He leaves to others the expression of the happy serenity that finds utterance in the sweet accords of ever-succeeding harmony, and seems in his greater and more characteristic works to be writing under a consciousness of past wrong and of coming retribution, of sad memory and of hope whose wondrous brightness is the brighter for being often clouded. He is in musical art like the discord of the sharp seventh in the scale—the wail of discontent and the clamor for resolution into the serenity of the undisturbed accordance of all things; which he sees before him, and yearns for, but cannot reach. Such is Beethoven to me, and I am sure to a large proportion of his dearest lovers; to whom Wagner's interpretation of the great master is mere fanciful misapprehension, the result of an effort to see in music more than is there to be seen. A similar effort—to do more with music than can be done—seems to be the guiding motive of his vocal compositions. Moreover, he lacks the one great gift, creative genius. For inspiration he substitutes labor. His mastery of means is great, his contrivance subtle, and his finish high; but he lacks ideas. Nor is there any novelty in his work, except in his method. It cannot be said that we must wait to understand him; for, stripped of their exterior and elaborate embroidery of instrumentation, his commonplace thoughts are as simple as old Father Haydn's "A B C." It is not that he is incomprehensible, but only that he is dull. Once in a while he presents us with a pleasing musical form, and this by contrast with the waste before it seems beautiful and is applauded, although it would hardly furnish a composer of genius with material for a cadence. Nor is he, aiming at a new dramatic style, peculiarly dramatc. His truly dramatic effects are rare, and not musically new. In "Lohengrin" the most emotional and impressive scene, that between Elsa and Ortud in the second act, attains its musically dramatic effect only by the same means which have been used by other composers. His operas depend for their success upon scenery, dresses, stage effect, acting, a large orchestra, superior artists. But musical ideas that have value impress their beauty if they are played upon an old spinnet. Wagner is too much a critic to be a great composer, even if not too much a composer to be a critic. He is a living proof that genius is never self-knowing as to its methods, even if as to its purposes. He may be preparing the way for such a genius; but he himself is only an illustration in reverse of the truth conveyed in Emerson's immortal line,

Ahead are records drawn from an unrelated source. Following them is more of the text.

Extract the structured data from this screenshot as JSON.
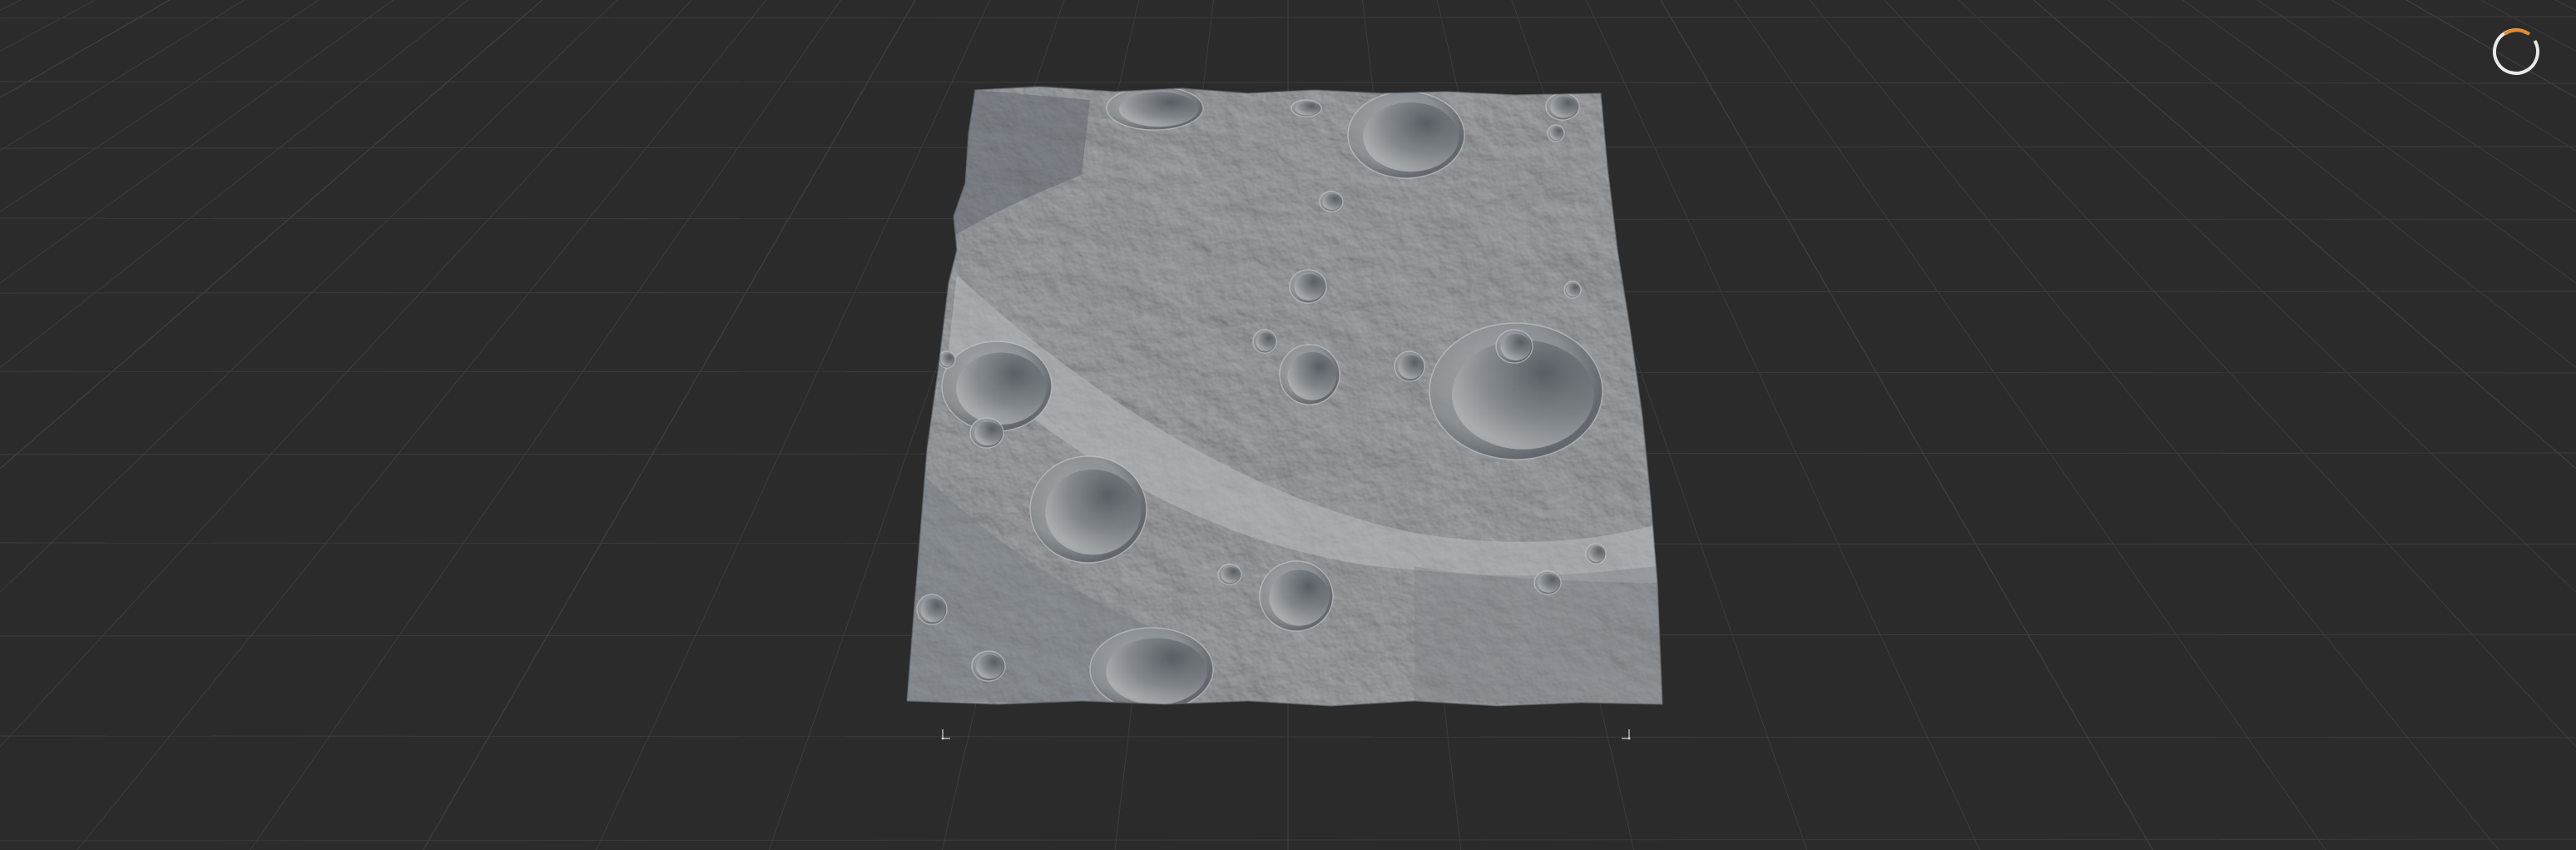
{
  "viewport": {
    "background_color": "#2b2b2b",
    "grid_color": "#3c3c3c",
    "grid_major_color": "#444444",
    "terrain_color": "#8e9296",
    "terrain_shadow_color": "#4c5258",
    "terrain_highlight_color": "#c9cccd"
  },
  "nav_gizmo": {
    "icon": "orbit-ring-icon",
    "ring_color": "#e8e8e8",
    "accent_color": "#e8892b"
  },
  "axis_markers": {
    "left_icon": "axis-origin-icon",
    "right_icon": "axis-end-icon",
    "marker_color": "#d8d8d8"
  }
}
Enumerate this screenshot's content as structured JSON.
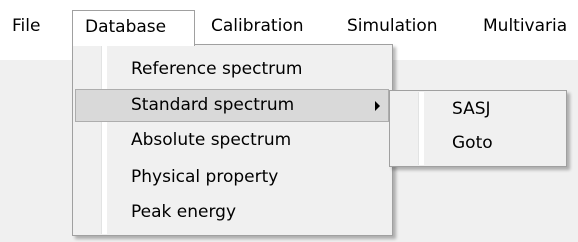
{
  "menubar": {
    "items": [
      {
        "label": "File"
      },
      {
        "label": "Database"
      },
      {
        "label": "Calibration"
      },
      {
        "label": "Simulation"
      },
      {
        "label": "Multivaria"
      }
    ]
  },
  "database_menu": {
    "items": [
      {
        "label": "Reference spectrum"
      },
      {
        "label": "Standard spectrum",
        "has_submenu": true,
        "highlighted": true
      },
      {
        "label": "Absolute spectrum"
      },
      {
        "label": "Physical property"
      },
      {
        "label": "Peak energy"
      }
    ]
  },
  "standard_spectrum_submenu": {
    "items": [
      {
        "label": "SASJ"
      },
      {
        "label": "Goto"
      }
    ]
  },
  "colors": {
    "menubar_background": "#ffffff",
    "menu_background": "#f0f0f0",
    "highlight_background": "#d9d9d9",
    "highlight_border": "#adadad",
    "menu_border": "#a0a0a0"
  }
}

They builded better than they knew.

Richard Grant White.



But can we not forgive the critic much metaphysics for saying, "What is the dramatic action of the text to the opera of 'Leonora' but an almost repulsive dilution of the drama presented in the overture, like perhaps a tedious explanatory commentary by Gervinus upon a scene of Shakespeare's"?